The Value of Art
After a distinctly self-contemplative night, I began to wonder what it is that attracts people to art. Certainly I consider myself an artist of sorts… but what is it that makes me an artist? Why do I practice art? Why does anyone immerse themselves in abstract activities that, for the most part, do not add to financial security or other measurable values?
We know that art has been around before written language. Ancient carvings and cave-wall paintings attest to an early drive to participate in artistic endeavors. I would say that our skills as artists have improved since the first cave paintings… but I think there must be the same seed of creativity that connects long forgotten ancestors and modern artists.
I think that the most obvious similarity is that dedicated artists tend to create art that reflects important aspects of their lives. When it comes to ancient man, what could have been more important than food and reproduction? Ancient art is ripe with images of hunting and pregnant women.
As human society evolved into more stable communities, the art changed. Over time the focus on survival was supplanted with self-emulation. In ancient Egypt, for example, the art turned to worshipping the value of great kings and all-powerful gods. The same happened in most cultures.
I doubt that common slaves of Egypt felt that preserving kingly honor for eternity was a motivating factor; slaves probably would have produced an entirely different art than what we find in tombs had they the resources to create art. What is telling is that the art that survived from ancient times reflects directly the values of the people producing and preserving it: in terms of Egypt… it was of the Pharaohs.
European Medieval art reflects a mixture of pagan and Christian ideals. We can deduce that local kings whose roots were largely pagan mixed with the influence of Rome. The artistic work commissioned throughout this time is a constant reminder of those influences.
Take this on up to our own time.

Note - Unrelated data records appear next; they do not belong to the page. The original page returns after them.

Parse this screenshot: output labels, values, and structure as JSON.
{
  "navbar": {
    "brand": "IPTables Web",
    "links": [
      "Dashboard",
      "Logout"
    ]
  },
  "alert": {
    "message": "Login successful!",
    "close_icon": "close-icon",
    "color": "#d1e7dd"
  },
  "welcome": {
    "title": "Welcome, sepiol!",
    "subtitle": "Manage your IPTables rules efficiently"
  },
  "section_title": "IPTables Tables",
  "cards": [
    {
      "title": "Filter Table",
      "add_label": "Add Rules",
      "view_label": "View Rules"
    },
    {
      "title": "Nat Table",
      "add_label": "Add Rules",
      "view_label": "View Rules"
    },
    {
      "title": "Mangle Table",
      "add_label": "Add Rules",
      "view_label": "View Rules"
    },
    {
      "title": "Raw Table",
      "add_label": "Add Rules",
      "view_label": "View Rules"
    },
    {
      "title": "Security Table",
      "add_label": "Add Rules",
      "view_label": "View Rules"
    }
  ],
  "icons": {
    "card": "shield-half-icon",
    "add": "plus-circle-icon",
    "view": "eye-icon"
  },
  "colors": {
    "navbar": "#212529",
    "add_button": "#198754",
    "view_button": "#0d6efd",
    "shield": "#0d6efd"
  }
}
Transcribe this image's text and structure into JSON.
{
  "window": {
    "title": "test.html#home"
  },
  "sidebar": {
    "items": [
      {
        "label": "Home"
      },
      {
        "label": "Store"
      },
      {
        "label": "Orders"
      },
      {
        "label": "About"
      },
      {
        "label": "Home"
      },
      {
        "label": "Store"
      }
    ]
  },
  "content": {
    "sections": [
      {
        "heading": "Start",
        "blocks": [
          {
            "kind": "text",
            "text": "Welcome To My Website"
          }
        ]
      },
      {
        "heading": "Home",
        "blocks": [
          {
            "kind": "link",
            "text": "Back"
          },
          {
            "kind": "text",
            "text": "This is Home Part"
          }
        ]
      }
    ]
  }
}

An important note to take is that as the traditional religious values of historic importance in the west have been challenged in intellectual circles, the focus of art has strayed. Prehistoric art was focused on life and death… ancient art turned to the afterlife and mysticism; modern art has no focus. I am confident that mass media and the internet have a large role in the change… perhaps we are still too early in the new era to be able to define the motivating factor behind the art that will last; but I feel that the reality is that art has no focus in our age because it is not the secluded craft of the gifted and appointed.

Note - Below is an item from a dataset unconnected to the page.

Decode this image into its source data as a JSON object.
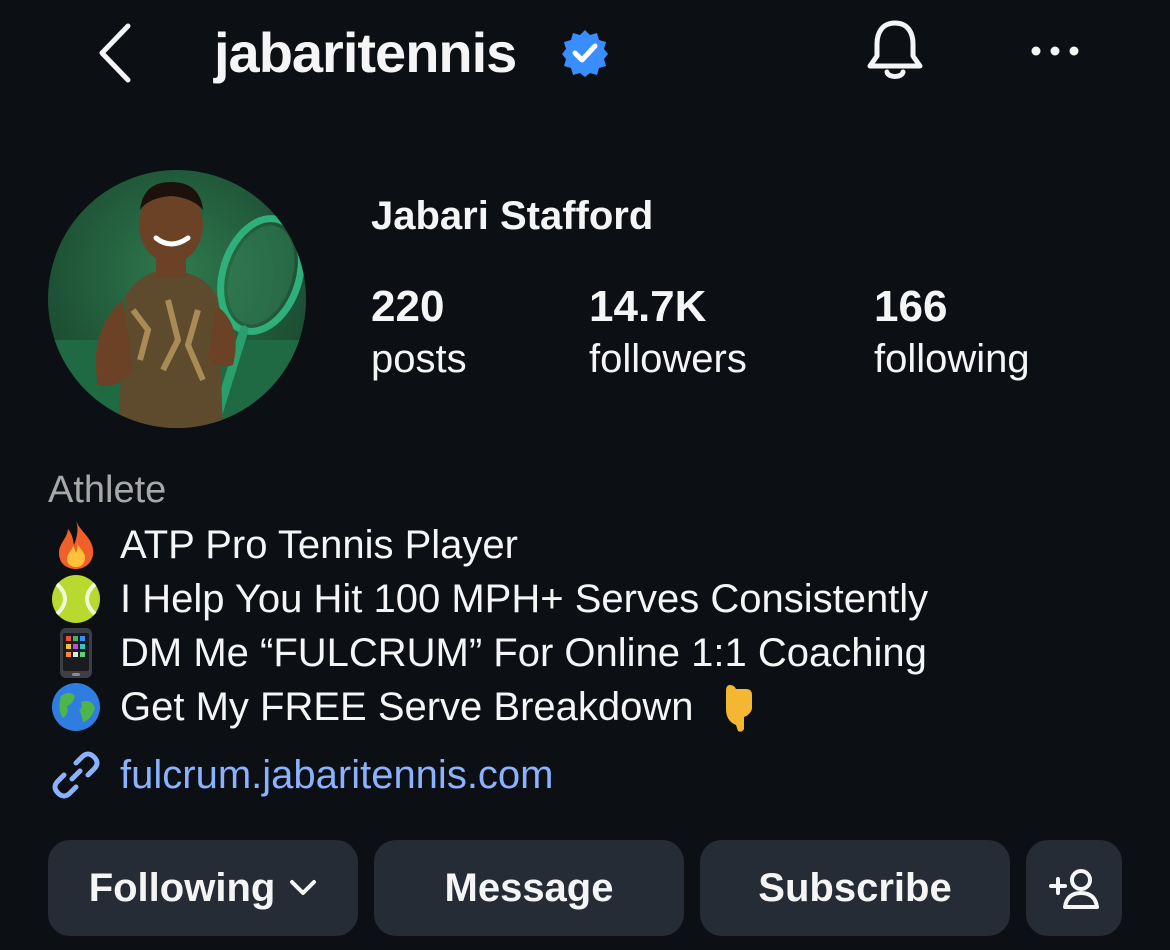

Can we assume that we are different than ancient artists? I doubt we are different. The likely disparity is that very few humans, throughout the last ten thousand years, could afford to practice any artistic endeavors—those who weren’t lucky enough to be drafted into the artist class had no time or money to be creative when they were in from the field. Modern humans have much more luxury than ancient people… meaning they have the freedom to participate in artistic endeavors even if their art brings in little or no financial compensation.
So what is the value of art? Honestly, I really don’t think that art has an enduring value. A piece of art is divine to one man and ridiculous to the next. Revered artists of the past may not have produced anything more amazing than countless others, but through happenstance become icons.
I feel that art is important, but its value is intangible. The more remote the art, the higher its value to our intellectual heritage… but still… it was simply created by simple men portraying their own simple values—or the values of their masters and employers. As a benchmark of our progress and set of values, art is important. But I turn my back on the high-brow notion that artists have a deeper insight on this world from the rest of humanity.
Art comes from our apparently innate desire to express ourselves; some of us, at least, feel the urge to be creative. I would wager that some of the art dug up from times past has less cultural significance than some archeologists say; there is a percentage of art created by any artist that has no deep inspiration beyond a desire to make something beautiful, novel or strange. Other art is simply a form of mimicking.
What is the objective value of a piece of art? I don’t know… and I doubt you know either. All I know is that art is an important part of our lives… and I’m happy that I enjoy it. Moreover, I am glad I appreciate the act of conjuring artistic creations. There is no broad value to any specific piece of artwork in this world, in my opinion… all art has local and temporal value—though some are fortunate to outlive others. But pieces that evoke wonder and appreciation and awe are definitely of utmost emotional value to anyone with an open mind or heart.